We are also hearing a lot about “dignity” these days, which has more to do with sharing than you would think at first blush. Dignity often reflects a belief that because of their personal circumstances, people are not valued or treated in society such that they cannot share in what others take for granted. The idea of dignity is an extremely fluid concept. Take a transsexual. They, and those who support anti-discrimination laws concerning rest rooms find that their not being able to choose their own bathroom robs them of their personal dignity. Those who support laws requiring public bathroom use to be restricted by gender feel being forced to share with someone biologically different robs their dignity. Dignity may be fluid, but it is a feeling that inspires great passions, as we can see. The same can roughly apply to many LGBT issues. They believe that they are entitled to be who they really are and treated as equals in society, and to refuse them this robs them of their dignity. Those who oppose them often feel that they are not playing by the common rules of our society and they are acting in an undignified manner.
Not everything is sharing, of course. I suggest this is just on way to look at our social and political world. It can’t explain the randomness of life or atoms, nor human nature or natural laws, only the way we deal these things when they come into existence. And it is not, of course, all negative. It is mostly positive. There is a great positive power to sharing and it is the bulwark of our human relations and civilization. Even driving down the road, by following the rules we are engaging in sharing common assets. Perhaps the easiest way to conceive the great power of voluntary sharing is what we now call “wiki,” which enables an unfathomable amount of knowledge to be gathered and distributed by voluntary mass sharing.

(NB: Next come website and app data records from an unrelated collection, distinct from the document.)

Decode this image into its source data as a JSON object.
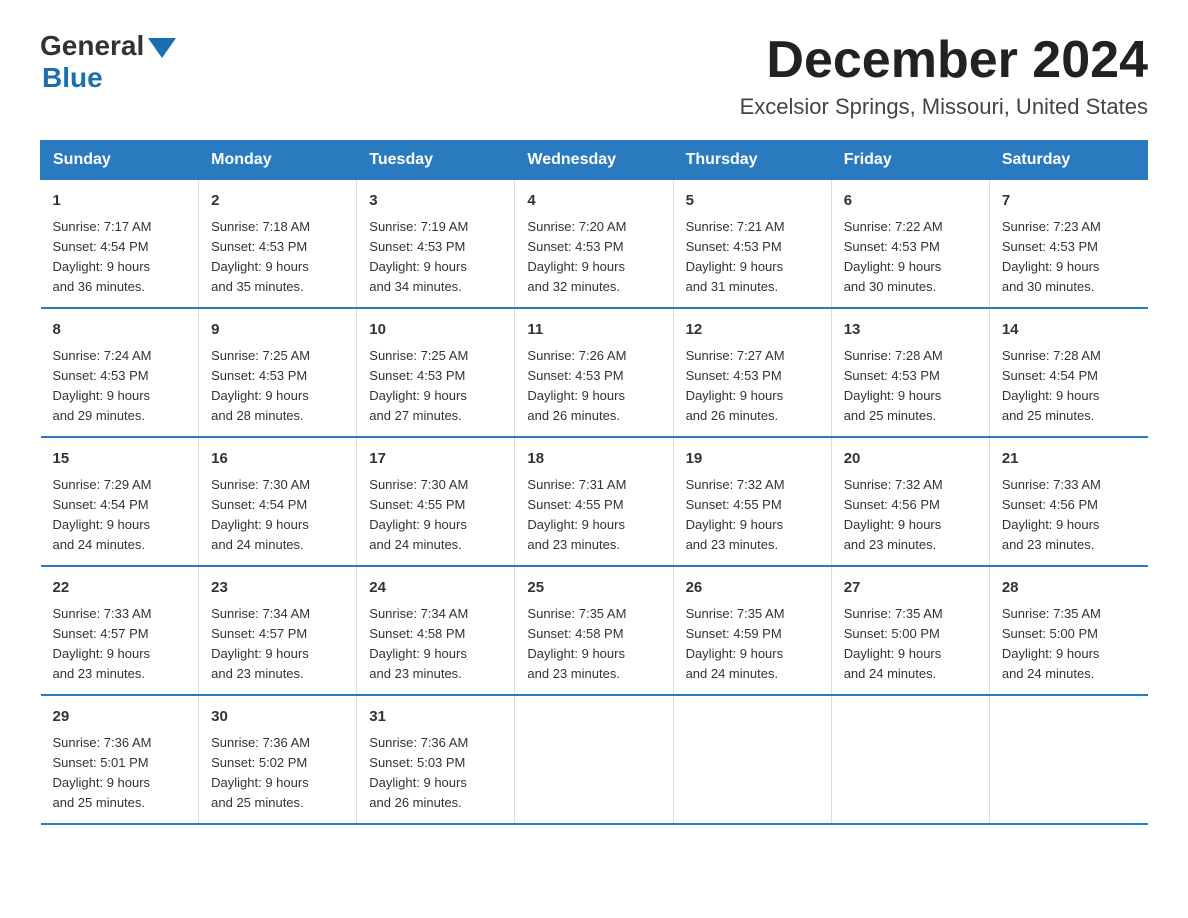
{
  "logo": {
    "general": "General",
    "blue": "Blue"
  },
  "title": {
    "month": "December 2024",
    "location": "Excelsior Springs, Missouri, United States"
  },
  "weekdays": [
    "Sunday",
    "Monday",
    "Tuesday",
    "Wednesday",
    "Thursday",
    "Friday",
    "Saturday"
  ],
  "weeks": [
    [
      {
        "day": "1",
        "sunrise": "7:17 AM",
        "sunset": "4:54 PM",
        "daylight": "9 hours and 36 minutes."
      },
      {
        "day": "2",
        "sunrise": "7:18 AM",
        "sunset": "4:53 PM",
        "daylight": "9 hours and 35 minutes."
      },
      {
        "day": "3",
        "sunrise": "7:19 AM",
        "sunset": "4:53 PM",
        "daylight": "9 hours and 34 minutes."
      },
      {
        "day": "4",
        "sunrise": "7:20 AM",
        "sunset": "4:53 PM",
        "daylight": "9 hours and 32 minutes."
      },
      {
        "day": "5",
        "sunrise": "7:21 AM",
        "sunset": "4:53 PM",
        "daylight": "9 hours and 31 minutes."
      },
      {
        "day": "6",
        "sunrise": "7:22 AM",
        "sunset": "4:53 PM",
        "daylight": "9 hours and 30 minutes."
      },
      {
        "day": "7",
        "sunrise": "7:23 AM",
        "sunset": "4:53 PM",
        "daylight": "9 hours and 30 minutes."
      }
    ],
    [
      {
        "day": "8",
        "sunrise": "7:24 AM",
        "sunset": "4:53 PM",
        "daylight": "9 hours and 29 minutes."
      },
      {
        "day": "9",
        "sunrise": "7:25 AM",
        "sunset": "4:53 PM",
        "daylight": "9 hours and 28 minutes."
      },
      {
        "day": "10",
        "sunrise": "7:25 AM",
        "sunset": "4:53 PM",
        "daylight": "9 hours and 27 minutes."
      },
      {
        "day": "11",
        "sunrise": "7:26 AM",
        "sunset": "4:53 PM",
        "daylight": "9 hours and 26 minutes."
      },
      {
        "day": "12",
        "sunrise": "7:27 AM",
        "sunset": "4:53 PM",
        "daylight": "9 hours and 26 minutes."
      },
      {
        "day": "13",
        "sunrise": "7:28 AM",
        "sunset": "4:53 PM",
        "daylight": "9 hours and 25 minutes."
      },
      {
        "day": "14",
        "sunrise": "7:28 AM",
        "sunset": "4:54 PM",
        "daylight": "9 hours and 25 minutes."
      }
    ],
    [
      {
        "day": "15",
        "sunrise": "7:29 AM",
        "sunset": "4:54 PM",
        "daylight": "9 hours and 24 minutes."
      },
      {
        "day": "16",
        "sunrise": "7:30 AM",
        "sunset": "4:54 PM",
        "daylight": "9 hours and 24 minutes."
      },
      {
        "day": "17",
        "sunrise": "7:30 AM",
        "sunset": "4:55 PM",
        "daylight": "9 hours and 24 minutes."
      },
      {
        "day": "18",
        "sunrise": "7:31 AM",
        "sunset": "4:55 PM",
        "daylight": "9 hours and 23 minutes."
      },
      {
        "day": "19",
        "sunrise": "7:32 AM",
        "sunset": "4:55 PM",
        "daylight": "9 hours and 23 minutes."
      },
      {
        "day": "20",
        "sunrise": "7:32 AM",
        "sunset": "4:56 PM",
        "daylight": "9 hours and 23 minutes."
      },
      {
        "day": "21",
        "sunrise": "7:33 AM",
        "sunset": "4:56 PM",
        "daylight": "9 hours and 23 minutes."
      }
    ],
    [
      {
        "day": "22",
        "sunrise": "7:33 AM",
        "sunset": "4:57 PM",
        "daylight": "9 hours and 23 minutes."
      },
      {
        "day": "23",
        "sunrise": "7:34 AM",
        "sunset": "4:57 PM",
        "daylight": "9 hours and 23 minutes."
      },
      {
        "day": "24",
        "sunrise": "7:34 AM",
        "sunset": "4:58 PM",
        "daylight": "9 hours and 23 minutes."
      },
      {
        "day": "25",
        "sunrise": "7:35 AM",
        "sunset": "4:58 PM",
        "daylight": "9 hours and 23 minutes."
      },
      {
        "day": "26",
        "sunrise": "7:35 AM",
        "sunset": "4:59 PM",
        "daylight": "9 hours and 24 minutes."
      },
      {
        "day": "27",
        "sunrise": "7:35 AM",
        "sunset": "5:00 PM",
        "daylight": "9 hours and 24 minutes."
      },
      {
        "day": "28",
        "sunrise": "7:35 AM",
        "sunset": "5:00 PM",
        "daylight": "9 hours and 24 minutes."
      }
    ],
    [
      {
        "day": "29",
        "sunrise": "7:36 AM",
        "sunset": "5:01 PM",
        "daylight": "9 hours and 25 minutes."
      },
      {
        "day": "30",
        "sunrise": "7:36 AM",
        "sunset": "5:02 PM",
        "daylight": "9 hours and 25 minutes."
      },
      {
        "day": "31",
        "sunrise": "7:36 AM",
        "sunset": "5:03 PM",
        "daylight": "9 hours and 26 minutes."
      },
      null,
      null,
      null,
      null
    ]
  ],
  "labels": {
    "sunrise": "Sunrise:",
    "sunset": "Sunset:",
    "daylight": "Daylight:"
  }
}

These notions occurred to me a few mornings ago and I decided to set them down. I by no means think I can exhaust even the smallest considerations of it. The examples I use are just topical and came first to mind, but the concepts are eternal. I could go back to the Epic of Gilgamesh and analyze it in terms of sharing, fairness and dignity, and, in fact, had an example from it in mind too. I just restrained myself. Sometimes voluntarily oversharing taxes a reader's patience.